But having no “leader” is not the same as having no “leadership”. There are several individuals and organisations spearheading different aspects of the protest, but none of them claim ownership of the movement and have eschewed calls to act as spokespersons for the protest. In sharp contrast to the Occupy Nigeria protests of 2012, there are no celebrity leaders or appointed heads, and many see this as a direct jab at the many NLC and ASSU leaders who after being called to Abuja to “negotiate” are alleged to have abandoned the cause.

Members of the Nigerian tech industry, which has been disproportionately targeted by SARS, have mooted the idea of creating a Nigerian version of Reddit where the Nigerian youth can participate in true egalitarian decision making via online polls. This will be similar to the LIHKG platform used by the Hong Kong protesters in 2019.


One of the hallmarks of the protests has been the perceived excellence with which the youth have organised and the agility of the collective response to meet the operational, logistical, and strategic challenges of sustaining a nationwide protest. Within a few short days, the protesters have organised security, media, welfare, legal aid, emergency medical services, and refreshments for the protesters on the streets, while also ensuring a steady supply of mobile data, commonly known as “recharge card credit” to sustain the online protests.


Individuals and organisations across the country and in the diaspora have funded the uprising, sending in donations to help provide for the protests. But it has not only been money; many service providers, restaurants, bakeries, confectioners and bottling companies, to name a few, have turned up at the protests with free merchandise, food, and drinks for the protesters, each one of them seeing it as their civic duty to do something to reclaim the nation. In a country where billions of Naira are allocated for projects that are never completed, there has been a meticulous accounting for every dollar spent during the protest.

Technology and Connectivity

The use of technology is widely touted as a major ingredient in the success of the protests. Social media networking has been used to drive online protests.
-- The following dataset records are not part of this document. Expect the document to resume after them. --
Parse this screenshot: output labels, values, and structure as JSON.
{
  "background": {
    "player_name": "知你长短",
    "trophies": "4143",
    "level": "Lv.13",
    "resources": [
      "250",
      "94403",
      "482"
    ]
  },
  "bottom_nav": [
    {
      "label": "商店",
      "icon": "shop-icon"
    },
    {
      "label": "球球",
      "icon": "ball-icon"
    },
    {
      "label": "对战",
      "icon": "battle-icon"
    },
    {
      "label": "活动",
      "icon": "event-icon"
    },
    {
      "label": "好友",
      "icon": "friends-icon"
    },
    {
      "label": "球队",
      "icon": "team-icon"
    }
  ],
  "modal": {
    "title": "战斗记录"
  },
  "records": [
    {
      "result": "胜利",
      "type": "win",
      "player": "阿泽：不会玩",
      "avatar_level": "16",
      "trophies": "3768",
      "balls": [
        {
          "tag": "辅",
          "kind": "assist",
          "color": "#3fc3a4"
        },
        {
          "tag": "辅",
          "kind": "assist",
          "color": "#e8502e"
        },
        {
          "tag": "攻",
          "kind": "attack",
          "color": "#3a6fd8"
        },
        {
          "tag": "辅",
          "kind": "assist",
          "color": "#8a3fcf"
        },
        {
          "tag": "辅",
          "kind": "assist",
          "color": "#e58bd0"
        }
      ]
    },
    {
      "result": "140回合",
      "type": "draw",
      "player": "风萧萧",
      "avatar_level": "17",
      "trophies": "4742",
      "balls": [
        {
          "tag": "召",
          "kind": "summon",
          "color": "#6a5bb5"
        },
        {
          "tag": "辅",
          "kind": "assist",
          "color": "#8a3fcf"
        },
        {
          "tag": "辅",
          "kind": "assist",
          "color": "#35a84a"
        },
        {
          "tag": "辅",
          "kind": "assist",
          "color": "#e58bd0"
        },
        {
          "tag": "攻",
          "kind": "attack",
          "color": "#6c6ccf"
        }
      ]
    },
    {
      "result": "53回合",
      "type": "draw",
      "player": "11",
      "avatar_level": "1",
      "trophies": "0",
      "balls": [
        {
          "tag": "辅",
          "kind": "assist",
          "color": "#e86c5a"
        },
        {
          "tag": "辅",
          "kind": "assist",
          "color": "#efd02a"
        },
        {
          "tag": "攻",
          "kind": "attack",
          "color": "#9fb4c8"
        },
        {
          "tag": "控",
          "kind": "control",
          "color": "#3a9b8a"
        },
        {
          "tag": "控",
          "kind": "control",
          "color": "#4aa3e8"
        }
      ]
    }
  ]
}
Slogans tweeted by protesters at home encourage the street protesters, and messages sent via instant messaging provide vital information and security updates from one protest site to others. GPS-based location tracking is being used to trace protesters who have been arrested, aerial drone photography is being used to capture unprecedented images of the crowd, and cryptocurrency is emerging as the major stream of the crowdfunding effort.


Protesters, both online and on the street, fundraisers, organisers, lawyers, doctors, civil rights activists, journalists, photographers, and so on are all working in unity of purpose. The movement has created a unique sense of camaraderie, the kind only formed between people who share a common trauma. It is said that this generation of youth have grown up never knowing the “good days” fondly spoken of by the older generations, and that they are determined to bring change to the nation, one demand at a time.


What do the English Suffragettes of the late 19th century, the Aba Women’s riot of 1929, and the October 2020 protests have in common? Women! Some of the most powerful voices online and on the streets, and some of the most prolific organisers behind the scenes, have been women. Buoyed by a burgeoning African flavour of the feminist ideology, the female input in the success of the protests cannot be overemphasised.

Source: Bellanaija